Finally, while somewhat distanced from the rest of the cast, (Jessica Renee Russell (Madeline Kramer) plays a realtor who is handling the transaction of the potential house, and conspiring with Elliot to move the family towards a decision. The character is wonderfully comedic and fun, and there is no doubt that Jessica will be a name that people will be hearing more of in the future.
Director Carol Fiorletta moves the cast masterfully, and runs the lights and sound in this small house production. His stories of the industry are fascinating, and this is a name to watch, as he makes his mark on the New York theatre scene.
This play had a very limited run in a small house, and that is a shame. It certainly deserves to move up the line to a longer run, larger venue, and it will be deeply surprising if that doesn’t happen. Morgenstein has done it again, delivering the goods in a believable way, and brilliantly expanding the audiences understanding of some very complex people in whom the audience is able to see as reflections from their own life.
This is a play that will be back in another form, and it’s just a matter of time till that happens.
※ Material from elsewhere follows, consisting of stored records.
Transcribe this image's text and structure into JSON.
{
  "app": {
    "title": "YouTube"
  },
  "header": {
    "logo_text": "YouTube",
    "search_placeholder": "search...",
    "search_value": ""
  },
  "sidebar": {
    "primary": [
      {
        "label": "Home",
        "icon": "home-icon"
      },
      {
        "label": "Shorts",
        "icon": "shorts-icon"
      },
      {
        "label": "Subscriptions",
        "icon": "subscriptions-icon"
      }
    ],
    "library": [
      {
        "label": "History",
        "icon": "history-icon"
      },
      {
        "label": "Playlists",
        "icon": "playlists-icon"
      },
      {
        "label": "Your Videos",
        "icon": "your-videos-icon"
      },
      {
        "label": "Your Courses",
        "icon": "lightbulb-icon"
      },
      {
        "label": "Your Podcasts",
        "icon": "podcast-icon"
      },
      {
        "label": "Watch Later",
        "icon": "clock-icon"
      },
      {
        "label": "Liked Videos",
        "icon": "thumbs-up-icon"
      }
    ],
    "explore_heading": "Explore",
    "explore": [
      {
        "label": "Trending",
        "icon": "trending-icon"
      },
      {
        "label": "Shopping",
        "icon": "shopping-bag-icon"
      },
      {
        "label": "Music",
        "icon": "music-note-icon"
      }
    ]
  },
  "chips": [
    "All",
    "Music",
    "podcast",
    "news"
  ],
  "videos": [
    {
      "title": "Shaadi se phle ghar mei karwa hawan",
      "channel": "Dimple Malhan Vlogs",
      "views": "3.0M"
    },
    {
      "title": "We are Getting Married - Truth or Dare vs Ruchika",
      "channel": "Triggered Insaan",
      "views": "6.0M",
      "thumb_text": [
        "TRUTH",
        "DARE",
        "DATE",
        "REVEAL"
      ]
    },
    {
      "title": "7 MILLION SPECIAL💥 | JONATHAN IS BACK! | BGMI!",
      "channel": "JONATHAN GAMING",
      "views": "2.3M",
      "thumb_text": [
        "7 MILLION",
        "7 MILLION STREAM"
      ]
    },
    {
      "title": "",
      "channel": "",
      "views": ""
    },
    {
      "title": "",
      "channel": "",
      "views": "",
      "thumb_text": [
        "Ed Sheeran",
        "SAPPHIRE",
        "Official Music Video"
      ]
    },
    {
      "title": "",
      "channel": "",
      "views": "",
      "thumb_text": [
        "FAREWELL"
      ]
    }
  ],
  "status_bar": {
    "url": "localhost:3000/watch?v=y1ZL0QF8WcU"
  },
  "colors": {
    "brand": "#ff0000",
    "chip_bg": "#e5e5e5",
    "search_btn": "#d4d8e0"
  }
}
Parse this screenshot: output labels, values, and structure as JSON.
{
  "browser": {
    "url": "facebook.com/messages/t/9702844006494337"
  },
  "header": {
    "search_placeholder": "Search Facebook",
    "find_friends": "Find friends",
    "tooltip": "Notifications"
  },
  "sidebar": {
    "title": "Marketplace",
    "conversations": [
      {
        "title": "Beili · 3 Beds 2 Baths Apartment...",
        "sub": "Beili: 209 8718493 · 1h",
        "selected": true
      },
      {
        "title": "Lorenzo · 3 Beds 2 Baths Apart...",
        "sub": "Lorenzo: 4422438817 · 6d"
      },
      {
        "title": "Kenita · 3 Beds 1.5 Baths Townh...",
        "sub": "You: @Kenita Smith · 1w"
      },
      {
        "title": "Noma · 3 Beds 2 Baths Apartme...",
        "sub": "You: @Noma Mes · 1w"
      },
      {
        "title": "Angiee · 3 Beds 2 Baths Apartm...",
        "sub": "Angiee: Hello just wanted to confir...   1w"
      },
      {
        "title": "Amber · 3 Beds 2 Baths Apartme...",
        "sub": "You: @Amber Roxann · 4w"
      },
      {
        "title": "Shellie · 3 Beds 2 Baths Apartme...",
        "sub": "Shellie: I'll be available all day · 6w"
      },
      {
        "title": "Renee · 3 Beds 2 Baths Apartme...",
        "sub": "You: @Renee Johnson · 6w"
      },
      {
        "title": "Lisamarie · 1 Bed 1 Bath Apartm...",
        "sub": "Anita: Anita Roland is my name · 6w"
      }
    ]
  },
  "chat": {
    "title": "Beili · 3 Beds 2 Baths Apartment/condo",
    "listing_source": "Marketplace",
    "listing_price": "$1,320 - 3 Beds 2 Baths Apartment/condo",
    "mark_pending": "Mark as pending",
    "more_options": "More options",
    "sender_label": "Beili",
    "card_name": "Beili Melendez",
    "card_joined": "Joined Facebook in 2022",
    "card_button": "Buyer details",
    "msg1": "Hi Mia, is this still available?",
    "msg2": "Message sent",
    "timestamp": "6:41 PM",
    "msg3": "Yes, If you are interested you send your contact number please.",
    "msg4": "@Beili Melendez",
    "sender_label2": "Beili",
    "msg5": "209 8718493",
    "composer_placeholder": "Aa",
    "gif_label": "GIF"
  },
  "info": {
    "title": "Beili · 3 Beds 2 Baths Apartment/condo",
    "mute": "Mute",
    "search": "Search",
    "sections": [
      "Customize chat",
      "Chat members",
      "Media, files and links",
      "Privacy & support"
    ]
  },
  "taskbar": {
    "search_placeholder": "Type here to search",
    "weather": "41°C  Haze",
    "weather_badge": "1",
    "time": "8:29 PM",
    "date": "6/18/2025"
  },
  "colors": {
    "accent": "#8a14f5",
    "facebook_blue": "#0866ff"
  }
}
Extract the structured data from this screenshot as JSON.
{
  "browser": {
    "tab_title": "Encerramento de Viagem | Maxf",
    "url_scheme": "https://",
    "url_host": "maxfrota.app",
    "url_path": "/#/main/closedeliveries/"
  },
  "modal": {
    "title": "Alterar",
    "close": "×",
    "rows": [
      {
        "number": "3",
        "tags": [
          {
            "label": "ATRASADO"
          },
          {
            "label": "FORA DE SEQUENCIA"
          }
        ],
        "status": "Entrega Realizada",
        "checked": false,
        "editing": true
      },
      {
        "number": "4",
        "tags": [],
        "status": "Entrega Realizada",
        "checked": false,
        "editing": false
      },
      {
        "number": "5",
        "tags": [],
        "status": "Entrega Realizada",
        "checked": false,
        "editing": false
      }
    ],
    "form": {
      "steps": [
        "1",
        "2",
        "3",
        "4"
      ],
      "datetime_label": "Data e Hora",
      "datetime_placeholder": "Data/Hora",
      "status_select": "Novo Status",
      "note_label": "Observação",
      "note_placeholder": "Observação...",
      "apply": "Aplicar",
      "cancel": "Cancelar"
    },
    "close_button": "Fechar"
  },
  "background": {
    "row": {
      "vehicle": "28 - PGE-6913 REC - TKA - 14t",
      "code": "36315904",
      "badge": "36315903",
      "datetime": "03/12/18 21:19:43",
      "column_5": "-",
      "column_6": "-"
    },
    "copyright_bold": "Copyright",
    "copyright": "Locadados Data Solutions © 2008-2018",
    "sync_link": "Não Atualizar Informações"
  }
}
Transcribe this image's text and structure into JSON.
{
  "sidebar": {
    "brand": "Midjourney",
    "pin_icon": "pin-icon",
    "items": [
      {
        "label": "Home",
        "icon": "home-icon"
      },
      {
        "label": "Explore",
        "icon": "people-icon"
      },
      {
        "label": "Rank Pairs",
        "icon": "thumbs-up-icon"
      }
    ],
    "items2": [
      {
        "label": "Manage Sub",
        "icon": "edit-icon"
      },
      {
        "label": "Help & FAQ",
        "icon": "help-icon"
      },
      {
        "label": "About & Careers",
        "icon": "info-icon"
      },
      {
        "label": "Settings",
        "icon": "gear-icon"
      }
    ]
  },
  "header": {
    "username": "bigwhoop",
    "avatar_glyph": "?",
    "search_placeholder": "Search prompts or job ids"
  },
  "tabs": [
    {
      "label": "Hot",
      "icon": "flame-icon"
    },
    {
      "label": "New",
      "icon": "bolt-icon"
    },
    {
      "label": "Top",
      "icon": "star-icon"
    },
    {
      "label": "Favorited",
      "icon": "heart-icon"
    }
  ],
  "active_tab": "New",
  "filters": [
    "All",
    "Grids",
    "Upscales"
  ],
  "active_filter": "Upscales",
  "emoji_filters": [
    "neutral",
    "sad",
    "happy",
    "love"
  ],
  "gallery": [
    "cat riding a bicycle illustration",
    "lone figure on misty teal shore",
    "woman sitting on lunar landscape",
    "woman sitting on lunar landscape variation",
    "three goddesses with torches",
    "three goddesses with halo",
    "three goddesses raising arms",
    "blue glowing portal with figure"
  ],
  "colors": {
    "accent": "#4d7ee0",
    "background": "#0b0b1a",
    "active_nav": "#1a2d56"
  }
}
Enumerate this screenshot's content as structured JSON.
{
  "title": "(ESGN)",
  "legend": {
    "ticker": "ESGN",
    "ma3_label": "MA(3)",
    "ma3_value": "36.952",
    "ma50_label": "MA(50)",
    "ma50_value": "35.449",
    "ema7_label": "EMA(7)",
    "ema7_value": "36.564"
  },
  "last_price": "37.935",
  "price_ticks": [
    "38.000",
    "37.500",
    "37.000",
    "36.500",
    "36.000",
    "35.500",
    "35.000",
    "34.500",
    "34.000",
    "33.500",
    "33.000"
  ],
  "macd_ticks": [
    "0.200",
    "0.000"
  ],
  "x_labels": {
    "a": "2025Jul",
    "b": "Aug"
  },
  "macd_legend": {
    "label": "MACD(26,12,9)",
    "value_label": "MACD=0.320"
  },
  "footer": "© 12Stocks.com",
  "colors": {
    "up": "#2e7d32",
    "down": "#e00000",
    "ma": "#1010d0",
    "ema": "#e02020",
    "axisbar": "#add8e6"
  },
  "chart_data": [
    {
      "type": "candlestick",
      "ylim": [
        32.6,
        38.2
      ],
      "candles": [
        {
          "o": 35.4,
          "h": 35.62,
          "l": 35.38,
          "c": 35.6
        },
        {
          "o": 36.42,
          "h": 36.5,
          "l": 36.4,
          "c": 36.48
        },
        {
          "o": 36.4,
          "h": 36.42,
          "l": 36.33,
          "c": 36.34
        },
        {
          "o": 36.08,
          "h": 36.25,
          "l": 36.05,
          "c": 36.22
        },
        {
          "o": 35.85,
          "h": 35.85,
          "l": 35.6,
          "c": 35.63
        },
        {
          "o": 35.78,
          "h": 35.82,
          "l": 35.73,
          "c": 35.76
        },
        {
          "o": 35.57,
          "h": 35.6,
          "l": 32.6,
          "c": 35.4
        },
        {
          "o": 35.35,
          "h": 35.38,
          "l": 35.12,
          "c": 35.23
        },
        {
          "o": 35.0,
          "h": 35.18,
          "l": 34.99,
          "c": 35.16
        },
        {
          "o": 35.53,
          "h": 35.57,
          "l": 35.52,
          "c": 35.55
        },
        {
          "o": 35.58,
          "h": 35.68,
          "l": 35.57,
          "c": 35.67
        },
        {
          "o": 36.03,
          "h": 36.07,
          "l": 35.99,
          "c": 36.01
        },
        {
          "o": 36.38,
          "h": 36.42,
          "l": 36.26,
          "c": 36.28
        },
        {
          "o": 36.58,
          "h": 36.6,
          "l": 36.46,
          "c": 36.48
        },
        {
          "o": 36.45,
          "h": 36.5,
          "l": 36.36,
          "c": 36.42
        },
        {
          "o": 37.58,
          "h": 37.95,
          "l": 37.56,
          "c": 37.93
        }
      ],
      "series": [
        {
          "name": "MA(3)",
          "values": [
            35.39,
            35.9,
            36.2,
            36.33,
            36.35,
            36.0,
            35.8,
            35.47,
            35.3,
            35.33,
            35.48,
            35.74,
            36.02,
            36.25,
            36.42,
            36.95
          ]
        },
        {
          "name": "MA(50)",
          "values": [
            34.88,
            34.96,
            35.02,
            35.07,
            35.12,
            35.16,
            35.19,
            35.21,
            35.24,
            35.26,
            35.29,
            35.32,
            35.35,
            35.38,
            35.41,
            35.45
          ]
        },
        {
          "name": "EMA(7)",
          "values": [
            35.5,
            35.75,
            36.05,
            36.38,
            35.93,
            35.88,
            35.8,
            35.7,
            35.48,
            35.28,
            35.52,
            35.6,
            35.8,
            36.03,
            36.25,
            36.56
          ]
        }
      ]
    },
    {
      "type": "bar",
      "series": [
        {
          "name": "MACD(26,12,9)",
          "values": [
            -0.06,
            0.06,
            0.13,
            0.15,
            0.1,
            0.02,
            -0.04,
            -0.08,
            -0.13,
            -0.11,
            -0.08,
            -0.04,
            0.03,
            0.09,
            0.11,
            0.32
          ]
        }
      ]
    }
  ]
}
Editor’s Note: On the surface and at first glance, it might seem that an objective review of a play written by a friend and radio show co-host is impossible, especially given that this web site has been promoting it for the last several months. But that is before you dig into the origins of that seemingly conflicting cloud. Just about a year ago, in one of my duties as editor of MediaBlvd, I ran into a publicist for SyFy at a press event. We traded cards over dinner, and he mentioned that he had written a couple of books, one recently, and that I should read it. As I was leaving for the airport, Gary Morgenstein handed me a yellow sticky note with his name, and the title of a book, “Jesse’s Girl” and said he’d love to talk about it on one of our radio shows. That was in early October, and I ordered the book as a courtesy, and it sat on my shelf until thanksgiving weekend, when I picked it up to avoid dealing with the in-laws. The book grabbed me, and didn’t let go for about 8 hours, even with a screaming wife wondering why I wasn’t spending time with her family on Thanksgiving. Needless to say, and since this isn’t a review of that book, I came to a rapid realization that Gary Morgenstein is a brilliant writer, and has an amazing knack for injecting incredible and relatable family elements into a work that is very different from my own life. Fast forward almost a year ahead of time, and I find myself travelling 1700 miles from Colorado to New York to see an Off-off Broadway play, written by an author who I consider an artistic genius, and who had become a friend at first because of his writing ability and my fascination with his work, but then later as more. This is all in interest of full disclosure.. You would not expect a review of an Off-off Broadway play by a website based in Colorado that mainly covers science fiction related television shows, but it seemed like a worthy investment of time and effort to see something near and dear to someone whose writing I respect. [ Back ]